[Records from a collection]
┄┄┄┄┄┄┄┄┄┄
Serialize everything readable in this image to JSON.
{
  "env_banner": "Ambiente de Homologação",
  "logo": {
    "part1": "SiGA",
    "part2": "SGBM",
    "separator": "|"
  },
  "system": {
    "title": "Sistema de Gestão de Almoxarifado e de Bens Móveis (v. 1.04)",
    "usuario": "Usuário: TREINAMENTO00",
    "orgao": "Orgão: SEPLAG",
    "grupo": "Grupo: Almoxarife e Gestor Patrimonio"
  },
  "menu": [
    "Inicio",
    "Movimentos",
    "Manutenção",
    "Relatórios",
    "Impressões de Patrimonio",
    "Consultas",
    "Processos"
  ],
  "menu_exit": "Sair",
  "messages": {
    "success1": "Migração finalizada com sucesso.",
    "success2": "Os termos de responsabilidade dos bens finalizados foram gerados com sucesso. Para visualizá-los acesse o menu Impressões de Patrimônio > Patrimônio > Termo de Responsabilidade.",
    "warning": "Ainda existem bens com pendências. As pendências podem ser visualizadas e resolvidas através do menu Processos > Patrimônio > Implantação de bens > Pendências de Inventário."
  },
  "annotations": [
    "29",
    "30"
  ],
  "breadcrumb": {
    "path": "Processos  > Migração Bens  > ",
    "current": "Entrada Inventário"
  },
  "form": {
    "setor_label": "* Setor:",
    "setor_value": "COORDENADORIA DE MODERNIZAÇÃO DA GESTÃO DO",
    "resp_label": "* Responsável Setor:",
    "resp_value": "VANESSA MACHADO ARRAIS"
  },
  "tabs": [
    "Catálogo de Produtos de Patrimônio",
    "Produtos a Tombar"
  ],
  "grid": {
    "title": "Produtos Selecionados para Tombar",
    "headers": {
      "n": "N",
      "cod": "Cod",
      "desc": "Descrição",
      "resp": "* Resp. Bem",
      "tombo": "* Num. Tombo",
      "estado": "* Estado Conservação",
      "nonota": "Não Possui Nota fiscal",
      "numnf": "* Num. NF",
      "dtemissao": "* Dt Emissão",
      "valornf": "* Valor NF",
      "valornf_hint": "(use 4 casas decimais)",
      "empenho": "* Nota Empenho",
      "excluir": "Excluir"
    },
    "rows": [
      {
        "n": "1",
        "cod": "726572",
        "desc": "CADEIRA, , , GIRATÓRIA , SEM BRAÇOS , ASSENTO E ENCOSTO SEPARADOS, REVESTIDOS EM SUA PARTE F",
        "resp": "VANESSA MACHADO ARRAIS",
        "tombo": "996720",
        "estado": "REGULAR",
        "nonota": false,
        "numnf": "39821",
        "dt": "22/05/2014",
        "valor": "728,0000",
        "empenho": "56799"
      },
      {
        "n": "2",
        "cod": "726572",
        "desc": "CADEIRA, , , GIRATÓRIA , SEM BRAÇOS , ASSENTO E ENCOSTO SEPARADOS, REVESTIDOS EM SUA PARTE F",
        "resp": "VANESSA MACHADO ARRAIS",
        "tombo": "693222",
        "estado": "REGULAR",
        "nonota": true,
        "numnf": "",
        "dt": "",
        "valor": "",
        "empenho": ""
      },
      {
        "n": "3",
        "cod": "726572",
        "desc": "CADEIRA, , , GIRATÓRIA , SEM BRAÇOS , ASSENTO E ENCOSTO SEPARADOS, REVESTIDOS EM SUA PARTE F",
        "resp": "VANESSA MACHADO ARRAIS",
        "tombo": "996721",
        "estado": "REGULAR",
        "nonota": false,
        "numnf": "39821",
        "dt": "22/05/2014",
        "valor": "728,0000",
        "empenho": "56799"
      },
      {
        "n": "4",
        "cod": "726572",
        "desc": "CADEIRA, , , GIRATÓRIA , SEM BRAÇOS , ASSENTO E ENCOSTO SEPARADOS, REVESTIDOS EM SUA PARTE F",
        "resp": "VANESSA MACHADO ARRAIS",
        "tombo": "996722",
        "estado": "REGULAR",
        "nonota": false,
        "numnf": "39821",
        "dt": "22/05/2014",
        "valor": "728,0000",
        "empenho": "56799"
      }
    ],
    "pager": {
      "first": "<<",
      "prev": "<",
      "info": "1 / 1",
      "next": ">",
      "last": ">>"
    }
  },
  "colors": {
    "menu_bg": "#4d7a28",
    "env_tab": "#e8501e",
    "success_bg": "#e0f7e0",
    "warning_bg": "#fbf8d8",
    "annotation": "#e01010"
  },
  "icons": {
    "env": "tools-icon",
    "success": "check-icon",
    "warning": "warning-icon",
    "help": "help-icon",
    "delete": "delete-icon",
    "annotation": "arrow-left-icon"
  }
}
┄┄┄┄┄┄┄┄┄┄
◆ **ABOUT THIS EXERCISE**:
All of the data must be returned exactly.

◆ **WRITTEN REPLY**:
Serialize everything readable in this image to JSON.
{
  "env_banner": "Ambiente de Homologação",
  "logo": {
    "part1": "SiGA",
    "part2": "SGBM",
    "separator": "|"
  },
  "system": {
    "title": "Sistema de Gestão de Almoxarifado e de Bens Móveis (v. 1.04)",
    "usuario": "Usuário: TREINAMENTO00",
    "orgao": "Orgão: SEPLAG",
    "grupo": "Grupo: Almoxarife e Gestor Patrimonio"
  },
  "menu": [
    "Inicio",
    "Movimentos",
    "Manutenção",
    "Relatórios",
    "Impressões de Patrimonio",
    "Consultas",
    "Processos"
  ],
  "menu_exit": "Sair",
  "messages": {
    "success1": "Migração finalizada com sucesso.",
    "success2": "Os termos de responsabilidade dos bens finalizados foram gerados com sucesso. Para visualizá-los acesse o menu Impressões de Patrimônio > Patrimônio > Termo de Responsabilidade.",
    "warning": "Ainda existem bens com pendências. As pendências podem ser visualizadas e resolvidas através do menu Processos > Patrimônio > Implantação de bens > Pendências de Inventário."
  },
  "annotations": [
    "29",
    "30"
  ],
  "breadcrumb": {
    "path": "Processos  > Migração Bens  > ",
    "current": "Entrada Inventário"
  },
  "form": {
    "setor_label": "* Setor:",
    "setor_value": "COORDENADORIA DE MODERNIZAÇÃO DA GESTÃO DO",
    "resp_label": "* Responsável Setor:",
    "resp_value": "VANESSA MACHADO ARRAIS"
  },
  "tabs": [
    "Catálogo de Produtos de Patrimônio",
    "Produtos a Tombar"
  ],
  "grid": {
    "title": "Produtos Selecionados para Tombar",
    "headers": {
      "n": "N",
      "cod": "Cod",
      "desc": "Descrição",
      "resp": "* Resp. Bem",
      "tombo": "* Num. Tombo",
      "estado": "* Estado Conservação",
      "nonota": "Não Possui Nota fiscal",
      "numnf": "* Num. NF",
      "dtemissao": "* Dt Emissão",
      "valornf": "* Valor NF",
      "valornf_hint": "(use 4 casas decimais)",
      "empenho": "* Nota Empenho",
      "excluir": "Excluir"
    },
    "rows": [
      {
        "n": "1",
        "cod": "726572",
        "desc": "CADEIRA, , , GIRATÓRIA , SEM BRAÇOS , ASSENTO E ENCOSTO SEPARADOS, REVESTIDOS EM SUA PARTE F",
        "resp": "VANESSA MACHADO ARRAIS",
        "tombo": "996720",
        "estado": "REGULAR",
        "nonota": false,
        "numnf": "39821",
        "dt": "22/05/2014",
        "valor": "728,0000",
        "empenho": "56799"
      },
      {
        "n": "2",
        "cod": "726572",
        "desc": "CADEIRA, , , GIRATÓRIA , SEM BRAÇOS , ASSENTO E ENCOSTO SEPARADOS, REVESTIDOS EM SUA PARTE F",
        "resp": "VANESSA MACHADO ARRAIS",
        "tombo": "693222",
        "estado": "REGULAR",
        "nonota": true,
        "numnf": "",
        "dt": "",
        "valor": "",
        "empenho": ""
      },
      {
        "n": "3",
        "cod": "726572",
        "desc": "CADEIRA, , , GIRATÓRIA , SEM BRAÇOS , ASSENTO E ENCOSTO SEPARADOS, REVESTIDOS EM SUA PARTE F",
        "resp": "VANESSA MACHADO ARRAIS",
        "tombo": "996721",
        "estado": "REGULAR",
        "nonota": false,
        "numnf": "39821",
        "dt": "22/05/2014",
        "valor": "728,0000",
        "empenho": "56799"
      },
      {
        "n": "4",
        "cod": "726572",
        "desc": "CADEIRA, , , GIRATÓRIA , SEM BRAÇOS , ASSENTO E ENCOSTO SEPARADOS, REVESTIDOS EM SUA PARTE F",
        "resp": "VANESSA MACHADO ARRAIS",
        "tombo": "996722",
        "estado": "REGULAR",
        "nonota": false,
        "numnf": "39821",
        "dt": "22/05/2014",
        "valor": "728,0000",
        "empenho": "56799"
      }
    ],
    "pager": {
      "first": "<<",
      "prev": "<",
      "info": "1 / 1",
      "next": ">",
      "last": ">>"
    }
  },
  "colors": {
    "menu_bg": "#4d7a28",
    "env_tab": "#e8501e",
    "success_bg": "#e0f7e0",
    "warning_bg": "#fbf8d8",
    "annotation": "#e01010"
  },
  "icons": {
    "env": "tools-icon",
    "success": "check-icon",
    "warning": "warning-icon",
    "help": "help-icon",
    "delete": "delete-icon",
    "annotation": "arrow-left-icon"
  }
}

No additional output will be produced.